High-Throughput Selective Capture of Single Circulating Tumor Cells by Dielectrophoresis at a Wireless Electrode Array
We demonstrate continuous high-throughput selective capture of circulating tumor cells by dielectrophoresis at arrays of wireless electrodes (bipolar electrodes, BPEs). The use of BPEs removes the requirement of ohmic contact to individual array elements, thus enabling otherwise unattainable device formats. Capacitive charging of the electrical double layer at opposing ends of each BPE allows an AC electric field to be transmitted across the entire device. Here, two such designs are described and evaluated. In the first design, BPEs interconnect parallel microchannels. Pockets extruding from either side of the microchannels volumetrically control the number of cells captured at each BPE tip and enhance trapping. High-fidelity single-cell capture was achieved when the pocket dimensions were matched to those of the cells. A second, open design allows many non-targeted cells to pass through. These devices enable high-throughput capture of rare cells and single-cell analysis.

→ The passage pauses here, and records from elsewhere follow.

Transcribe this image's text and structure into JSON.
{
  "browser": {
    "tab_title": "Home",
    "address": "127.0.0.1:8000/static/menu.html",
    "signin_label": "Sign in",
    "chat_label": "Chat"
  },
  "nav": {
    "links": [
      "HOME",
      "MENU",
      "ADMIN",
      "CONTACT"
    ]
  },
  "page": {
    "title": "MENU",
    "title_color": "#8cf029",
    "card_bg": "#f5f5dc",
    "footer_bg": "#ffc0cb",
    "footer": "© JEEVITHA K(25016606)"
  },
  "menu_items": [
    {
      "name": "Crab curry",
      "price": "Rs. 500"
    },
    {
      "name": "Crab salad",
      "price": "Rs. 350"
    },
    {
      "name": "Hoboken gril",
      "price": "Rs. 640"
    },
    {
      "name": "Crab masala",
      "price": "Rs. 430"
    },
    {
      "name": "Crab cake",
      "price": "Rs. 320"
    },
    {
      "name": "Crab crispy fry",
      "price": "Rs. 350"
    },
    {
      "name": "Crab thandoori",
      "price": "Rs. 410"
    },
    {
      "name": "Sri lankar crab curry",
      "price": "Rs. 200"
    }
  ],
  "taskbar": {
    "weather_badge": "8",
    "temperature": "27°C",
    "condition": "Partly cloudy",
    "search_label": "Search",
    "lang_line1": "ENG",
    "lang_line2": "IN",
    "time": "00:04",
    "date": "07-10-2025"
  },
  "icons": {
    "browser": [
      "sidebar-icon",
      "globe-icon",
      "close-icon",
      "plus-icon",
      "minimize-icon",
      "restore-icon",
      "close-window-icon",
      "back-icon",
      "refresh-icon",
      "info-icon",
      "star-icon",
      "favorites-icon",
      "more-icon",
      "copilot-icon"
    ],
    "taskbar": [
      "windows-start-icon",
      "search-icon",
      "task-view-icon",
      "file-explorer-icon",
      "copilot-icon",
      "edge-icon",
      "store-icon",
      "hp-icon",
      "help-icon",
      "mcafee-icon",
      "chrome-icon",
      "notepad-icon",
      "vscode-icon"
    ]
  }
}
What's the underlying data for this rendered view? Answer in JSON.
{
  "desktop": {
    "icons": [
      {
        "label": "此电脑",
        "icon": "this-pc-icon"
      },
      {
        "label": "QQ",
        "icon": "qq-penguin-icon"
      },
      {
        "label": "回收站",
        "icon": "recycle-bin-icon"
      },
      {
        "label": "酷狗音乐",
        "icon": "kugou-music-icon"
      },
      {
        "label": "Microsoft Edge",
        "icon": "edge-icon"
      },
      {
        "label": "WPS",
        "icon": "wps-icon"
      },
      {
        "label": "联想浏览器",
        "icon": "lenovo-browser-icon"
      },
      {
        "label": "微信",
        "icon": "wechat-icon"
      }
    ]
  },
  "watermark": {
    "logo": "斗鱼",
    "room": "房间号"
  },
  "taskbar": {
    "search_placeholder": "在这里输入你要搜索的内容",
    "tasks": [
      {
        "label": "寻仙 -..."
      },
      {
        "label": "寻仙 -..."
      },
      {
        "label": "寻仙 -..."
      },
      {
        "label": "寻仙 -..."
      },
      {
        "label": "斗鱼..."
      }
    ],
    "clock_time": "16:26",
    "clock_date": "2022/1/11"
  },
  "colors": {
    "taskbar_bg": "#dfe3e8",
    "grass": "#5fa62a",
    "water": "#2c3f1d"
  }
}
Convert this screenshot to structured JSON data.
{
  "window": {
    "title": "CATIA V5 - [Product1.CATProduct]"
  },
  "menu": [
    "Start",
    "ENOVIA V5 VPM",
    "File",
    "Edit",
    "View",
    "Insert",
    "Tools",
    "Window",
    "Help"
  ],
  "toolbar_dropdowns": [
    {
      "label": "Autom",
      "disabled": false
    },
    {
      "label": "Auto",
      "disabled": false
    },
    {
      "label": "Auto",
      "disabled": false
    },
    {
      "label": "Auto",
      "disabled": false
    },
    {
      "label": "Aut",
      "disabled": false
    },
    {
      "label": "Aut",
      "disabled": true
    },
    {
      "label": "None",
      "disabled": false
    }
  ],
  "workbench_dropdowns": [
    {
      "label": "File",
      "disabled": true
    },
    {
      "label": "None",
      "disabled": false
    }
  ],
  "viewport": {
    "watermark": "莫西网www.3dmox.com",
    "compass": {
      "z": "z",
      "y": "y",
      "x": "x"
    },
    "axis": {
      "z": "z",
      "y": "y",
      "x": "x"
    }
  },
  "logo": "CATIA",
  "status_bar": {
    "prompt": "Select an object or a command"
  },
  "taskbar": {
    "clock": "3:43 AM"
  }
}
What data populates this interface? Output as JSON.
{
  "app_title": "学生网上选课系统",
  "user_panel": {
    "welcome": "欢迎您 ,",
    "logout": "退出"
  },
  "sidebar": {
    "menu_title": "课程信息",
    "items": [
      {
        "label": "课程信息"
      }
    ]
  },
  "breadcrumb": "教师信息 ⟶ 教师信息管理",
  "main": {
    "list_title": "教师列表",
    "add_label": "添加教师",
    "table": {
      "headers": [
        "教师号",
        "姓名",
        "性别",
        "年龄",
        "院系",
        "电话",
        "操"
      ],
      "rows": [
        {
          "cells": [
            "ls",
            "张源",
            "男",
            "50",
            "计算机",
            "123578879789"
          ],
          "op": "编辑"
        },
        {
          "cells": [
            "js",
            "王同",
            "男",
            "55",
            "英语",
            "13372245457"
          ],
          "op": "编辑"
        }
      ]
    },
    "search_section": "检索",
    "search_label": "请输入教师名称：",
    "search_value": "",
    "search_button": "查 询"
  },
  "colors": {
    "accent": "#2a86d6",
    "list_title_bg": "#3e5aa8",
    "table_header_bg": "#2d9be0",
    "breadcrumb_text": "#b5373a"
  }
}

This article is published as Li, Min, and Robbyn K. Anand. "High-throughput selective capture of single circulating tumor cells by dielectrophoresis at a wireless electrode array." Journal of the American Chemical Society (2017). 10.1021/jacs.7b03288. Posted with permission.